During his four voyages to the New World, Christopher Columbus traveled extensively through the Caribbean and visited the coasts of Central and South America. In his first journey, he visited the Bahamas and Cuba, which he thought were Japan and China, respectively. His second voyage took him through much of the southeast Caribbean, and his third voyage visited Venezuela. His final voyage explored much of the Central American coast.
The first land Columbus reached in the New World was an island somewhere in the Bahamas that he named San Salvador. Unfortunately, his charts were ambiguous, and which island he actually first encountered is unknown.

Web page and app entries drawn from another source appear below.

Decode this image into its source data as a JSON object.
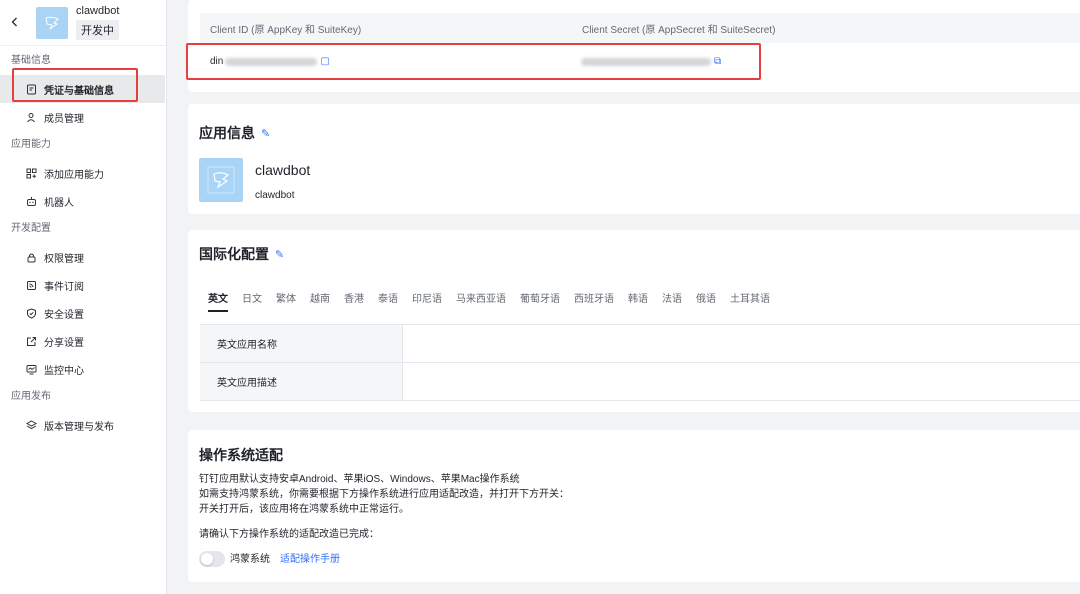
{
  "app": {
    "name": "clawdbot",
    "status": "开发中"
  },
  "sidebar": {
    "groups": [
      {
        "title": "基础信息",
        "items": [
          {
            "label": "凭证与基础信息",
            "icon": "credential-icon"
          },
          {
            "label": "成员管理",
            "icon": "member-icon"
          }
        ]
      },
      {
        "title": "应用能力",
        "items": [
          {
            "label": "添加应用能力",
            "icon": "add-capability-icon"
          },
          {
            "label": "机器人",
            "icon": "robot-icon"
          }
        ]
      },
      {
        "title": "开发配置",
        "items": [
          {
            "label": "权限管理",
            "icon": "lock-icon"
          },
          {
            "label": "事件订阅",
            "icon": "event-icon"
          },
          {
            "label": "安全设置",
            "icon": "shield-icon"
          },
          {
            "label": "分享设置",
            "icon": "share-icon"
          },
          {
            "label": "监控中心",
            "icon": "monitor-icon"
          }
        ]
      },
      {
        "title": "应用发布",
        "items": [
          {
            "label": "版本管理与发布",
            "icon": "layers-icon"
          }
        ]
      }
    ]
  },
  "credentials": {
    "client_id_header": "Client ID (原 AppKey 和 SuiteKey)",
    "client_secret_header": "Client Secret (原 AppSecret 和 SuiteSecret)",
    "client_id_prefix": "din"
  },
  "app_info": {
    "title": "应用信息",
    "name": "clawdbot",
    "desc": "clawdbot"
  },
  "i18n": {
    "title": "国际化配置",
    "tabs": [
      "英文",
      "日文",
      "繁体",
      "越南",
      "香港",
      "泰语",
      "印尼语",
      "马来西亚语",
      "葡萄牙语",
      "西班牙语",
      "韩语",
      "法语",
      "俄语",
      "土耳其语"
    ],
    "rows": [
      {
        "label": "英文应用名称",
        "value": ""
      },
      {
        "label": "英文应用描述",
        "value": ""
      }
    ]
  },
  "os": {
    "title": "操作系统适配",
    "line1": "钉钉应用默认支持安卓Android、苹果iOS、Windows、苹果Mac操作系统",
    "line2": "如需支持鸿蒙系统，你需要根据下方操作系统进行应用适配改造，并打开下方开关：",
    "line3": "开关打开后，该应用将在鸿蒙系统中正常运行。",
    "confirm": "请确认下方操作系统的适配改造已完成：",
    "harmony_label": "鸿蒙系统",
    "manual_link": "适配操作手册",
    "harmony_enabled": false
  },
  "colors": {
    "accent": "#3370ff",
    "highlight": "#e34040"
  }
}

Although the island of San Salvador, renamed from Watlings Island in 1925, lays claim to this honor, there are several likely candidates in the island chain.
Before his famous journeys west across the Atlantic, Columbus took a number of voyages to explore Africa in search of a more traditional route from Europe to central and east Asia. His first journey nearly ended in disaster when French privateers destroyed his fleet in 1476, forcing him to swim to shore and make his way back to Portugal. In subsequent journeys, he became familiar with the currents around the Canary Islands. This knowledge proved useful on his four trips to the Caribbean.